Aunt Naomi had been in the hospital for a few days. On the third day, the nurse told me they were discharging her to go home. Naomi insisted that she didn't feel well. I informed the nurse that she needed to go to a nursing home in her condition. We couldn't take care of her at home. Here's what the nurse had to say:
Nurse: I'm not letting her go to a nursing home. She will go downhill in a nursing home. Sometimes family just has to step up to the plate.
Me: I'd like to speak to the doctor.
The nurse goes to the nurses station and calls the doctor. I'm watching from the hallway as she's speaking to him.
Nurse: Blah, blah, blah, blah.
She comes and tells me the doctor wants to speak to me.
Doctor: I can't approve the nursing home for Naomi.
Aunt Naomi is sent home by ambulance. As I got her into bed, she said she felt really sick. An hour later, I sent her back to the emergency hospital via the paramedics.
After some tests were run, the doctor informs me that she has pneumonia and a blocked bowl. They had to run a tube down her nose into her stomach to pump out the green bile that had backed up. It was not a pretty sight.

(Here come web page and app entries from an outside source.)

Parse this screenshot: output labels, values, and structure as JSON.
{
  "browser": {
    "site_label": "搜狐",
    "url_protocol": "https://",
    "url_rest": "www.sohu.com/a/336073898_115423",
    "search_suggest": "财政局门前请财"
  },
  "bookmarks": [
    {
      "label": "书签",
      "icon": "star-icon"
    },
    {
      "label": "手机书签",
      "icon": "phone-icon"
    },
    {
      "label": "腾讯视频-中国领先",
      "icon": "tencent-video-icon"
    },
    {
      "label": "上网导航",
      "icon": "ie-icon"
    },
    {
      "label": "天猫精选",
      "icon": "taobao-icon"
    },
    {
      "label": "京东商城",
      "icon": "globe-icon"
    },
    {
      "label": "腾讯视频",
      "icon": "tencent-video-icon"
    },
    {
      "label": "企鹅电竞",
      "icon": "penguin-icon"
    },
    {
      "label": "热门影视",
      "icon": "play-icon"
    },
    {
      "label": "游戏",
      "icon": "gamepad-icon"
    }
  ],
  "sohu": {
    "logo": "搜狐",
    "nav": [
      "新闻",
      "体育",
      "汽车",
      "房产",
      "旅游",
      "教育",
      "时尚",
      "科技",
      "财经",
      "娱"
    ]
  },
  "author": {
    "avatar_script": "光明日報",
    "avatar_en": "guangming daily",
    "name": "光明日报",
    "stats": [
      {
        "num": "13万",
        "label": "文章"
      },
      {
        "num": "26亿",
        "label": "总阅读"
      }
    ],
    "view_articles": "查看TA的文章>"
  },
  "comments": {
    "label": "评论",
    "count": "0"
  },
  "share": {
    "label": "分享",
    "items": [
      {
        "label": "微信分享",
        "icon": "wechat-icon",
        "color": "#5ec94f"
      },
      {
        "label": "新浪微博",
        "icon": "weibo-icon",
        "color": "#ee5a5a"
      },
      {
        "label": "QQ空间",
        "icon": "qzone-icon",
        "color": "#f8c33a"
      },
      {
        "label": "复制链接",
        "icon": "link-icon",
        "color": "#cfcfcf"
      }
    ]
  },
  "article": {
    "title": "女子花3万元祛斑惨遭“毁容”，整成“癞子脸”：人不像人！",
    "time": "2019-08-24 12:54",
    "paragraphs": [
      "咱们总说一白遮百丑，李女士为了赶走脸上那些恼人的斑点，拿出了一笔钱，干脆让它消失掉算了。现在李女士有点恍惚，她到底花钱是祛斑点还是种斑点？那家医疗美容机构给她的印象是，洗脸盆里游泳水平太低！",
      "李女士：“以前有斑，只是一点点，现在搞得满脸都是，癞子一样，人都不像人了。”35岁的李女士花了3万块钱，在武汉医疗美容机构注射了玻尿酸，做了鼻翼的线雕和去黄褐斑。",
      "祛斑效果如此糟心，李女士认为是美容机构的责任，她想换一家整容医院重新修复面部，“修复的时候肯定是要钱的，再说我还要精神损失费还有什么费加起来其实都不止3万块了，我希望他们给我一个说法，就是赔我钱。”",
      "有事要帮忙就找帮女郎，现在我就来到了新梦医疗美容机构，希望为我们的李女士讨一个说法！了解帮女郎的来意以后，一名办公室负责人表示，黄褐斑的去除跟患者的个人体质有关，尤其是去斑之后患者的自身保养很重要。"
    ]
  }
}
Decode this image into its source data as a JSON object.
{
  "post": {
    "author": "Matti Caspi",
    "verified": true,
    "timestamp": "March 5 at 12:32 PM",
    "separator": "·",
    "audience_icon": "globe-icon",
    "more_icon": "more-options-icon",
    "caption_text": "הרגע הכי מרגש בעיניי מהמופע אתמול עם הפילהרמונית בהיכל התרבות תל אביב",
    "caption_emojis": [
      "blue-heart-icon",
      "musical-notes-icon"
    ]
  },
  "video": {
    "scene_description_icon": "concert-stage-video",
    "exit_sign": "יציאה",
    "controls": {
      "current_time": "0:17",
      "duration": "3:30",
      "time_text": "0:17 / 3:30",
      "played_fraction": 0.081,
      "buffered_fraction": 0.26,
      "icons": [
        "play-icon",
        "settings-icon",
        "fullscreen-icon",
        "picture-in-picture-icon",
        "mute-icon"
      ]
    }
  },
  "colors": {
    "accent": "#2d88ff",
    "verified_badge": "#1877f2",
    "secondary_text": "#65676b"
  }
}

Lesson Learned: My Aunt Naomi would have died a very unpleasant death at home if I had not acted decisively. There were other relatives in the house, and I asked them what they thought we should do. All I got was "I don't know." Take action when you know something is wrong. Don't let medical personnel intimidate you. Take control when you see other family members are being passive or apathetic.